▸ What you have to do: Your response should be the complete set of records, reproduced exactly.

* * *

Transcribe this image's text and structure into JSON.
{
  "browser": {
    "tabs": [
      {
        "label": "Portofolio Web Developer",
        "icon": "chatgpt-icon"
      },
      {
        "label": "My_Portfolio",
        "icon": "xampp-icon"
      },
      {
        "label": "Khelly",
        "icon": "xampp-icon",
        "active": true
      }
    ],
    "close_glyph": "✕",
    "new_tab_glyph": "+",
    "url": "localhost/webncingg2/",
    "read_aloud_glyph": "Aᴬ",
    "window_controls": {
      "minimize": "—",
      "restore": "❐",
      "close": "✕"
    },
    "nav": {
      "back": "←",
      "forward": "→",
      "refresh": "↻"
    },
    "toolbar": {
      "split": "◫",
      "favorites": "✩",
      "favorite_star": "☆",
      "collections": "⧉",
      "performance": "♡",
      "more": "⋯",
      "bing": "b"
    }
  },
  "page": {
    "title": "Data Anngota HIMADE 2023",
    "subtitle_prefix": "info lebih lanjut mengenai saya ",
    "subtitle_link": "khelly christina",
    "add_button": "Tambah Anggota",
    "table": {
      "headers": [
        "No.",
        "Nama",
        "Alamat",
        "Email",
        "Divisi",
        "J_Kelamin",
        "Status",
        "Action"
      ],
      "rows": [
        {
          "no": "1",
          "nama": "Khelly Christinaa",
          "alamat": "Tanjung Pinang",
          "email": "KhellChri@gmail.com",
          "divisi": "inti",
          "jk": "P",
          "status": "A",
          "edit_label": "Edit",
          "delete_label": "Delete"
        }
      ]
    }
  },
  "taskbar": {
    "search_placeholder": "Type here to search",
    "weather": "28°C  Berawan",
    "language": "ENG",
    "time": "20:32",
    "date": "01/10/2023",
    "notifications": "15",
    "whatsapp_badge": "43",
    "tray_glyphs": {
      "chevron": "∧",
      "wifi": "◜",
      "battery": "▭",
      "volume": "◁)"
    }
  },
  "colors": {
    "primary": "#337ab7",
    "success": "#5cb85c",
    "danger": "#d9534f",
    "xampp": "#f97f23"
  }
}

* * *

▸ Answer area:
Transcribe this image's text and structure into JSON.
{
  "browser": {
    "tabs": [
      {
        "label": "Portofolio Web Developer",
        "icon": "chatgpt-icon"
      },
      {
        "label": "My_Portfolio",
        "icon": "xampp-icon"
      },
      {
        "label": "Khelly",
        "icon": "xampp-icon",
        "active": true
      }
    ],
    "close_glyph": "✕",
    "new_tab_glyph": "+",
    "url": "localhost/webncingg2/",
    "read_aloud_glyph": "Aᴬ",
    "window_controls": {
      "minimize": "—",
      "restore": "❐",
      "close": "✕"
    },
    "nav": {
      "back": "←",
      "forward": "→",
      "refresh": "↻"
    },
    "toolbar": {
      "split": "◫",
      "favorites": "✩",
      "favorite_star": "☆",
      "collections": "⧉",
      "performance": "♡",
      "more": "⋯",
      "bing": "b"
    }
  },
  "page": {
    "title": "Data Anngota HIMADE 2023",
    "subtitle_prefix": "info lebih lanjut mengenai saya ",
    "subtitle_link": "khelly christina",
    "add_button": "Tambah Anggota",
    "table": {
      "headers": [
        "No.",
        "Nama",
        "Alamat",
        "Email",
        "Divisi",
        "J_Kelamin",
        "Status",
        "Action"
      ],
      "rows": [
        {
          "no": "1",
          "nama": "Khelly Christinaa",
          "alamat": "Tanjung Pinang",
          "email": "KhellChri@gmail.com",
          "divisi": "inti",
          "jk": "P",
          "status": "A",
          "edit_label": "Edit",
          "delete_label": "Delete"
        }
      ]
    }
  },
  "taskbar": {
    "search_placeholder": "Type here to search",
    "weather": "28°C  Berawan",
    "language": "ENG",
    "time": "20:32",
    "date": "01/10/2023",
    "notifications": "15",
    "whatsapp_badge": "43",
    "tray_glyphs": {
      "chevron": "∧",
      "wifi": "◜",
      "battery": "▭",
      "volume": "◁)"
    }
  },
  "colors": {
    "primary": "#337ab7",
    "success": "#5cb85c",
    "danger": "#d9534f",
    "xampp": "#f97f23"
  }
}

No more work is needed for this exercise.